Differentiation and constructivist learning are vital keys to my teaching philosophy. My commitments to art-making, education, and professional teaching experiences are the foundations of the unique perspective I bring to the role of a visual arts faculty member. These applied experiences allow me to bring my creative endeavors into meaningful dialogue with my teaching practice in a technical, theoretical, and historical foundation of contemporary art practice. As I continue to learn and be inspired by the creative community, I want this for my students as well.
Crafting a curriculum that all students can access, I develop courses that invite and celebrate the participation of students with a broad range of interests and from diverse backgrounds. The curriculum of a given class is designed to expand on my students’ educational and personal experiences within their studio practices by facilitating the exploration of other methods and points of view. Hands-on, personalized choice with assignments that reflect student interest increases retention, engagement, and meaningful content. I see myself serving as a guide through discussions and critiques, encouraging risk-taking with original ideas, and supporting critical thinking and artistic problem-solving. Students are challenged by an atmosphere that prioritizes inquiry, thus are subsequently supported by the thoughtful construction of positive classroom culture through initial and ongoing team-building activities. A sense of trust is built for all students to feel included and supported in taking risks and thus potentially expanding their studio practice.

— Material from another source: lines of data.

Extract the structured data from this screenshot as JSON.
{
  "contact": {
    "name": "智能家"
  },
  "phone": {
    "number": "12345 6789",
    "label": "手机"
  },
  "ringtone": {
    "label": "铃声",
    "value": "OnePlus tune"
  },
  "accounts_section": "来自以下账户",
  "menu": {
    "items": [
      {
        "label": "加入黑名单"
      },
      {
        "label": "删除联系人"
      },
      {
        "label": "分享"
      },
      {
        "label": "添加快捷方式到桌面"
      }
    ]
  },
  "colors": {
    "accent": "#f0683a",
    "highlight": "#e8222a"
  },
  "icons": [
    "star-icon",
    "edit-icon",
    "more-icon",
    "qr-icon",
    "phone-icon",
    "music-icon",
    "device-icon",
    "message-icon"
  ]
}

Asking pertinent questions and following the threads of research (which encompass seeing art exhibitions firsthand, site-specific visits, interviews, and films as well as text, to name a few resources) are an invaluable part of my art-making process. With this in mind, I actively build foundational structures in the classroom which encourage multiple methodologies and can be carried forward into a student’s future core practices. Assignments utilize common essential questions, readings, and structured frameworks within the syllabus. Still, students have the flexibility to discover new and exciting themes they want to pursue with those over-arching questions in mind, allowing for deeper conversations within the group. Sharing work through critiques, readings, presentations, discussions, and research into art practices drives the curriculum and serves as a peer-support system. Students practice how to speak thoughtfully and articulately about their work and the work of others in constructive and respectful ongoing dialogues.
V. Corbett. 2021. Graphite on paper. Student work, Fall Semester Drawing 1.